Rev.: Algological Studies 104 top ↑
The present book by KOMAREK & JANKOVSKA represents a long-expected starting point in comprehensive evaluation of Pediastrum remains for the purpose of palaeoecological research. It summaries the experience of two leading scientists, a systematic algologist and a paleoecologist, with the material found in fossil and recent sediments at different geographic situations, i.e., different altitudes, latitudes and longitudes. The contemporary knowledge of ecological requirements of individual Pediastrum species is completed by information derived from their fossil finds. The main merit of this book is to build an interdisciplinary link to species taxonomy, ecology and palaeolimnology with the goal to reconstruct the trophic and temperature conditions of past water ecosystems. Pure algological systematicists may miss detailed classification of several problematic taxa, but the interdisciplinarity and straightforward character of this pioneering work are the main values, according to my personal view as a palaeoecologist.

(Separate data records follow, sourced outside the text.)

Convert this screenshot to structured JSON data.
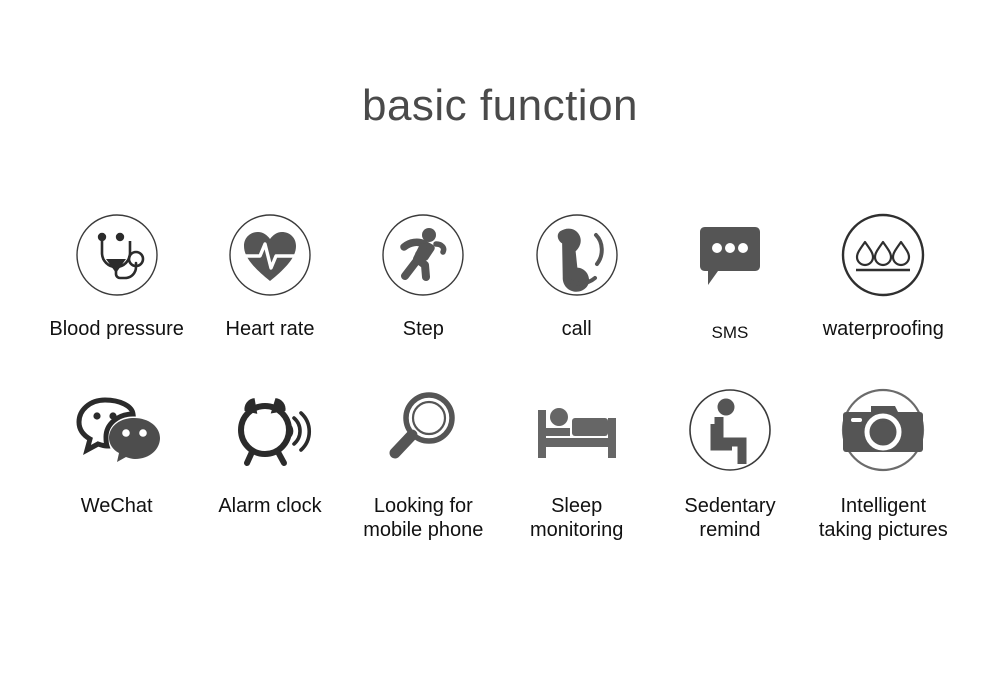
{
  "page": {
    "title": "basic function",
    "background_color": "#ffffff",
    "title_color": "#4a4a4a",
    "icon_color": "#555555",
    "icon_dark_color": "#2b2b2b",
    "label_color": "#111111"
  },
  "features": {
    "row1": [
      {
        "id": "blood-pressure",
        "label": "Blood pressure",
        "icon": "stethoscope-icon",
        "framed": true
      },
      {
        "id": "heart-rate",
        "label": "Heart rate",
        "icon": "heart-pulse-icon",
        "framed": true
      },
      {
        "id": "step",
        "label": "Step",
        "icon": "running-person-icon",
        "framed": true
      },
      {
        "id": "call",
        "label": "call",
        "icon": "phone-handset-icon",
        "framed": true
      },
      {
        "id": "sms",
        "label": "SMS",
        "icon": "speech-bubble-icon",
        "framed": false
      },
      {
        "id": "waterproofing",
        "label": "waterproofing",
        "icon": "water-droplets-icon",
        "framed": true
      }
    ],
    "row2": [
      {
        "id": "wechat",
        "label": "WeChat",
        "icon": "wechat-icon",
        "framed": false
      },
      {
        "id": "alarm-clock",
        "label": "Alarm clock",
        "icon": "alarm-clock-icon",
        "framed": false
      },
      {
        "id": "looking-for-mobile-phone",
        "label": "Looking for\nmobile phone",
        "icon": "magnifier-icon",
        "framed": false
      },
      {
        "id": "sleep-monitoring",
        "label": "Sleep\nmonitoring",
        "icon": "bed-sleep-icon",
        "framed": false
      },
      {
        "id": "sedentary-remind",
        "label": "Sedentary\nremind",
        "icon": "sitting-person-icon",
        "framed": true
      },
      {
        "id": "intelligent-taking-pictures",
        "label": "Intelligent\ntaking pictures",
        "icon": "camera-icon",
        "framed": true
      }
    ]
  }
}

The contents of the book are divided into three main parts. The first concerns species cytology, life cycle, morphology of the cell wall, and recent ecology. The second part contains a well-elaborated key to identification into species and, if needed, into intraspecific level. The key is richly illustrated using instructive drawings and SEM micrographs. In these, discrimination characters are indicated by arrows. The last, most innovative part, concerns palaeoecological implications of Pediastrum species. It is based largely on original data. Subfossil coenobia are pictured on quality photomicrographs. Proportion between individual parts is balanced, subordinating one's interest to the main scope.
Due to the lack of systematic attention to the subject in the past, the present book is undoubtedly Incomplete in many respects. Despite this bad circumstance, it represents a solid body of up-to-date knowledge to be used by future palaeoecologists and palaeolimnologists. According to my opinion, more research is needed to evaluate the role of azonal microhabitats (seasonaly warm littoral parts of arctic water pools, hot/cold underwater springs of many lakes in different climatic situations; to put at least some examples) in reproduction of Pediastrum populations. Such azonal environments may disturb the geographic distribution patterns of the species and thus may eventually alter with palaeoclimatic reconstructions. We can only expect the raise of interest among limnologists and palaeolimnologists, to whome the book by KOMAREK & JANKOVSKA is highly stimulative.
Algological Studies 104